Shipwrecks to get protection
- On 17/03/2010
- In Parks & Protected Sites
By Kirsty Johnston - Taranaki Daily News
The wrecks of two historic ships sunk in Taranaki waters during the 1860s could soon come under national protection.
The paddle steamer Tasmanian Maid and colonial steam transport SS Alexandra, both which lie in relatively shallow water off the North Taranaki coast, have been proposed for national recognition by the New Zealand Historic Places Trust.
They are considered nationally rare examples of remains from the New Zealand Wars – rarer still because they have not been relocated, unlike many similar-aged wrecks
Heritage adviser Blyss Wagstaff said many vessels that saw active service in the wars ended up overseas, their location now unknown. That made the identification and recognition of these shipwreck sites that much more important given their rarity.
"They are a part of a series of major historical events in 19th-century New Zealand that have shaped our lives today," Ms Wagstaff said.

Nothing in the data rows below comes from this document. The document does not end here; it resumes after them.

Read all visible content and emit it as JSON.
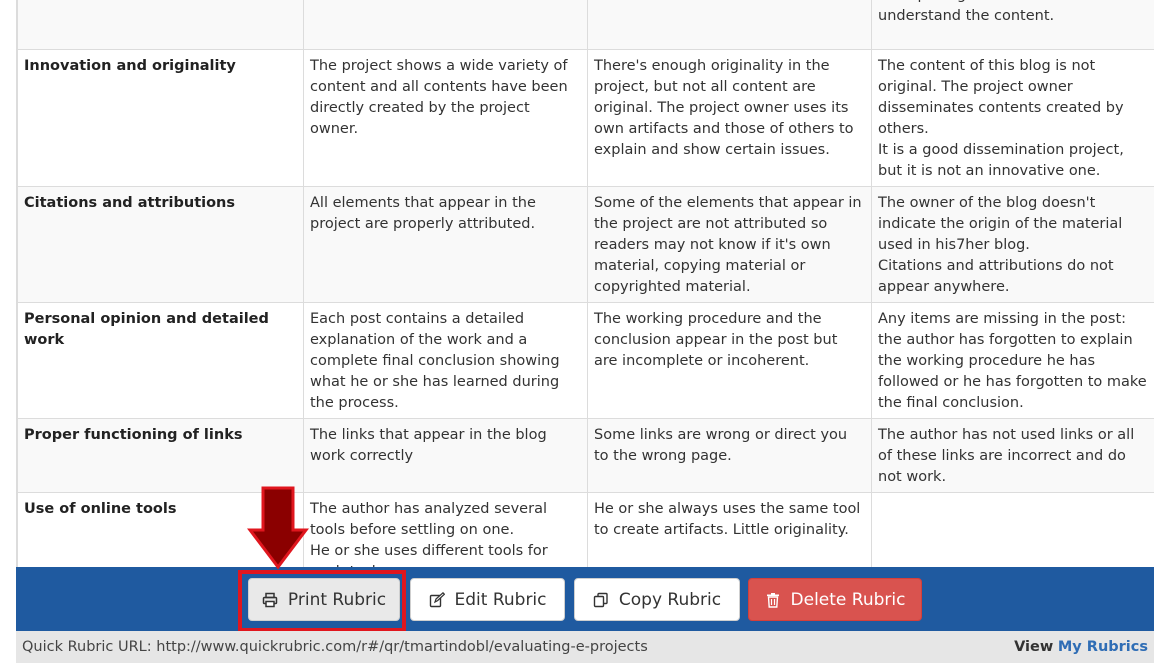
{
  "rubric": {
    "rows": [
      {
        "criterion": "",
        "cells": [
          "",
          "",
          "and spelling errors make difficult to understand the content."
        ]
      },
      {
        "criterion": "Innovation and originality",
        "cells": [
          "The project shows a wide variety of content and all contents have been directly created by the project owner.",
          "There's enough originality in the project, but not all content are original. The project owner uses its own artifacts and those of others to explain and show certain issues.",
          "The content of this blog is not original. The project owner disseminates contents created by others.\nIt is a good dissemination project, but it is not an innovative one."
        ]
      },
      {
        "criterion": "Citations and attributions",
        "cells": [
          "All elements that appear in the project are properly attributed.",
          "Some of the elements that appear in the project are not attributed so readers may not know if it's own material, copying material or copyrighted material.",
          "The owner of the blog doesn't indicate the origin of the material used in his7her blog.\nCitations and attributions do not appear anywhere."
        ]
      },
      {
        "criterion": "Personal opinion and detailed work",
        "cells": [
          "Each post contains a detailed explanation of the work and a complete final conclusion showing what he or she has learned during the process.",
          "The working procedure and the conclusion appear in the post but are incomplete or incoherent.",
          "Any items are missing in the post: the author has forgotten to explain the working procedure he has followed or he has forgotten to make the final conclusion."
        ]
      },
      {
        "criterion": "Proper functioning of links",
        "cells": [
          "The links that appear in the blog work correctly",
          "Some links are wrong or direct you to the wrong page.",
          "The author has not used links or all of these links are incorrect and do not work."
        ]
      },
      {
        "criterion": "Use of online tools",
        "cells": [
          "The author has analyzed several tools before settling on one.\nHe or she uses different tools for each task.",
          "He or she always uses the same tool to create artifacts. Little originality.",
          ""
        ]
      }
    ]
  },
  "toolbar": {
    "print_label": "Print Rubric",
    "edit_label": "Edit Rubric",
    "copy_label": "Copy Rubric",
    "delete_label": "Delete Rubric",
    "print_icon": "printer-icon",
    "edit_icon": "edit-icon",
    "copy_icon": "copy-icon",
    "delete_icon": "trash-icon",
    "bar_color": "#1f5aa0",
    "delete_color": "#d9534f"
  },
  "annotation": {
    "arrow_color": "#8b0000",
    "box_color": "#e0161e"
  },
  "footer": {
    "url_label": "Quick Rubric URL: http://www.quickrubric.com/r#/qr/tmartindobl/evaluating-e-projects",
    "view_label": "View",
    "my_rubrics_label": "My Rubrics"
  }
}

"They are reminders of the resistance of Maori to Crown alienation of their land and the Crown's response to those challenges. They are also representative of a commonly used form of coastal transport of the time."
The sites were rediscovered by divers from the New Plymouth Underwater Club in the 1970s. Tasmanian Maid, which lies off the Kawaroa reef in New Plymouth, originally operated as a coastal steamer in the Nelson/Marlborough area earning the distinction of being the first steamer to enter the Buller River in 1862.
It was then put to service as a supply and dispatch vessel in the Taranaki campaign of the New Zealand Wars, before being refitted to serve as the gunboat HMS Sandfly in the Hauraki Gulf and, later, Wanganui.
"While it was lost as a civilian vessel when it hit the Kawaroa reef in January 1868 it remains a significant link to the New Zealand Wars," Ms Wagstaff said. The Tasmanian Maid is being considered for Category I registration. Meanwhile, the SS Alexandra is being proposed for Category II registration.